Work required = Retype each entry below, keeping every character the same.

Given data =
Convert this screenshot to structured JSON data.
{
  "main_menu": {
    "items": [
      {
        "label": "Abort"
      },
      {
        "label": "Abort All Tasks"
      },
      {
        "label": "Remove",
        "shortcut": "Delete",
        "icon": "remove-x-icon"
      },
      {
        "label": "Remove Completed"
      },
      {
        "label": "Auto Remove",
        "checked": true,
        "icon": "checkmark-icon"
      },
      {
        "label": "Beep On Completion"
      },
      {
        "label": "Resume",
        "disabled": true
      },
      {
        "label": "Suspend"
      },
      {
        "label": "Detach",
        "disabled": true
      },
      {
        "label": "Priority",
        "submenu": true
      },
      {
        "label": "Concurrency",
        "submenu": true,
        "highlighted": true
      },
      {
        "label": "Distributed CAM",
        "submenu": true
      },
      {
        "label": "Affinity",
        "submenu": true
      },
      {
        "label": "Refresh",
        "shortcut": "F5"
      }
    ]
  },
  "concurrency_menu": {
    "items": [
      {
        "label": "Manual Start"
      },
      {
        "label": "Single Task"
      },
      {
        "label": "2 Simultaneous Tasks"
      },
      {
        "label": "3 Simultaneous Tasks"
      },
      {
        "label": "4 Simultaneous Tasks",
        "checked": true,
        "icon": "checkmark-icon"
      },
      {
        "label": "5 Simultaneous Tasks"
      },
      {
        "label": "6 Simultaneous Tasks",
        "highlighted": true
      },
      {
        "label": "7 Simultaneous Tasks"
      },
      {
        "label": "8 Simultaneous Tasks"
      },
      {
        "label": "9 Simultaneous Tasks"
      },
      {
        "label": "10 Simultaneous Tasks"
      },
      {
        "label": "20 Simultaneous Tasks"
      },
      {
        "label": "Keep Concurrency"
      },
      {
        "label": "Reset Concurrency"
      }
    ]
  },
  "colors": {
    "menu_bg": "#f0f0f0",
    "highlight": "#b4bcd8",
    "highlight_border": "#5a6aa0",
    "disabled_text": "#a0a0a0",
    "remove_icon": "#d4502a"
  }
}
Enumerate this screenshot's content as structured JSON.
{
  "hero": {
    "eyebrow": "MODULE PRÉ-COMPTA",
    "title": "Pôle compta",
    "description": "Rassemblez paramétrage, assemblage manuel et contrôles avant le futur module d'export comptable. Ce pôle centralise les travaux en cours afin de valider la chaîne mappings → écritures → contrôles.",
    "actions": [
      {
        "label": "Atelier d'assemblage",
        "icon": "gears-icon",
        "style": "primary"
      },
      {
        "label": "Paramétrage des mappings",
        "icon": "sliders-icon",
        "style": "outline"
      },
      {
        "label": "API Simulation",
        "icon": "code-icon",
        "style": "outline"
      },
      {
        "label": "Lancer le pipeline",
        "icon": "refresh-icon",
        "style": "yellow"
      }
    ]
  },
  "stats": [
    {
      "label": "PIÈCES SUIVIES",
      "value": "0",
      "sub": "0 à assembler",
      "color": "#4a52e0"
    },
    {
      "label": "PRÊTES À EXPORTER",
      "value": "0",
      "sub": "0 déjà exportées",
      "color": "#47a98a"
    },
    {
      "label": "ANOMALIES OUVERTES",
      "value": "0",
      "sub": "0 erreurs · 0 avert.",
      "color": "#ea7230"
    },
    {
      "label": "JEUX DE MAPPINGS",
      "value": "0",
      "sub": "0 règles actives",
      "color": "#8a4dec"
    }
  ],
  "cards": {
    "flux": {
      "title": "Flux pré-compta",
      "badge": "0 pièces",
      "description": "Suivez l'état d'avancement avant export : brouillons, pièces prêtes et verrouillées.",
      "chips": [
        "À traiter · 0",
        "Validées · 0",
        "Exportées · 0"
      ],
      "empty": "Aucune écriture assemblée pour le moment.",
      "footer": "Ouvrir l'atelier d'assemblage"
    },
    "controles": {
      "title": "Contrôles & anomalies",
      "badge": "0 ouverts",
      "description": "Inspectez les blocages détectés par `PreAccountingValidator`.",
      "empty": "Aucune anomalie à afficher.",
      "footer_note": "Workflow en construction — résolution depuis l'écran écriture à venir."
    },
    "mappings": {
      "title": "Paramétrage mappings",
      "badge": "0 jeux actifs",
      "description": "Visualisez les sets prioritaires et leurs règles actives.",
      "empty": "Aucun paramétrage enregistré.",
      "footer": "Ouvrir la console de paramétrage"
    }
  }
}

Output for this exercise =
Convert this screenshot to structured JSON data.
{
  "main_menu": {
    "items": [
      {
        "label": "Abort"
      },
      {
        "label": "Abort All Tasks"
      },
      {
        "label": "Remove",
        "shortcut": "Delete",
        "icon": "remove-x-icon"
      },
      {
        "label": "Remove Completed"
      },
      {
        "label": "Auto Remove",
        "checked": true,
        "icon": "checkmark-icon"
      },
      {
        "label": "Beep On Completion"
      },
      {
        "label": "Resume",
        "disabled": true
      },
      {
        "label": "Suspend"
      },
      {
        "label": "Detach",
        "disabled": true
      },
      {
        "label": "Priority",
        "submenu": true
      },
      {
        "label": "Concurrency",
        "submenu": true,
        "highlighted": true
      },
      {
        "label": "Distributed CAM",
        "submenu": true
      },
      {
        "label": "Affinity",
        "submenu": true
      },
      {
        "label": "Refresh",
        "shortcut": "F5"
      }
    ]
  },
  "concurrency_menu": {
    "items": [
      {
        "label": "Manual Start"
      },
      {
        "label": "Single Task"
      },
      {
        "label": "2 Simultaneous Tasks"
      },
      {
        "label": "3 Simultaneous Tasks"
      },
      {
        "label": "4 Simultaneous Tasks",
        "checked": true,
        "icon": "checkmark-icon"
      },
      {
        "label": "5 Simultaneous Tasks"
      },
      {
        "label": "6 Simultaneous Tasks",
        "highlighted": true
      },
      {
        "label": "7 Simultaneous Tasks"
      },
      {
        "label": "8 Simultaneous Tasks"
      },
      {
        "label": "9 Simultaneous Tasks"
      },
      {
        "label": "10 Simultaneous Tasks"
      },
      {
        "label": "20 Simultaneous Tasks"
      },
      {
        "label": "Keep Concurrency"
      },
      {
        "label": "Reset Concurrency"
      }
    ]
  },
  "colors": {
    "menu_bg": "#f0f0f0",
    "highlight": "#b4bcd8",
    "highlight_border": "#5a6aa0",
    "disabled_text": "#a0a0a0",
    "remove_icon": "#d4502a"
  }
}
Enumerate this screenshot's content as structured JSON.
{
  "hero": {
    "eyebrow": "MODULE PRÉ-COMPTA",
    "title": "Pôle compta",
    "description": "Rassemblez paramétrage, assemblage manuel et contrôles avant le futur module d'export comptable. Ce pôle centralise les travaux en cours afin de valider la chaîne mappings → écritures → contrôles.",
    "actions": [
      {
        "label": "Atelier d'assemblage",
        "icon": "gears-icon",
        "style": "primary"
      },
      {
        "label": "Paramétrage des mappings",
        "icon": "sliders-icon",
        "style": "outline"
      },
      {
        "label": "API Simulation",
        "icon": "code-icon",
        "style": "outline"
      },
      {
        "label": "Lancer le pipeline",
        "icon": "refresh-icon",
        "style": "yellow"
      }
    ]
  },
  "stats": [
    {
      "label": "PIÈCES SUIVIES",
      "value": "0",
      "sub": "0 à assembler",
      "color": "#4a52e0"
    },
    {
      "label": "PRÊTES À EXPORTER",
      "value": "0",
      "sub": "0 déjà exportées",
      "color": "#47a98a"
    },
    {
      "label": "ANOMALIES OUVERTES",
      "value": "0",
      "sub": "0 erreurs · 0 avert.",
      "color": "#ea7230"
    },
    {
      "label": "JEUX DE MAPPINGS",
      "value": "0",
      "sub": "0 règles actives",
      "color": "#8a4dec"
    }
  ],
  "cards": {
    "flux": {
      "title": "Flux pré-compta",
      "badge": "0 pièces",
      "description": "Suivez l'état d'avancement avant export : brouillons, pièces prêtes et verrouillées.",
      "chips": [
        "À traiter · 0",
        "Validées · 0",
        "Exportées · 0"
      ],
      "empty": "Aucune écriture assemblée pour le moment.",
      "footer": "Ouvrir l'atelier d'assemblage"
    },
    "controles": {
      "title": "Contrôles & anomalies",
      "badge": "0 ouverts",
      "description": "Inspectez les blocages détectés par `PreAccountingValidator`.",
      "empty": "Aucune anomalie à afficher.",
      "footer_note": "Workflow en construction — résolution depuis l'écran écriture à venir."
    },
    "mappings": {
      "title": "Paramétrage mappings",
      "badge": "0 jeux actifs",
      "description": "Visualisez les sets prioritaires et leurs règles actives.",
      "empty": "Aucun paramétrage enregistré.",
      "footer": "Ouvrir la console de paramétrage"
    }
  }
}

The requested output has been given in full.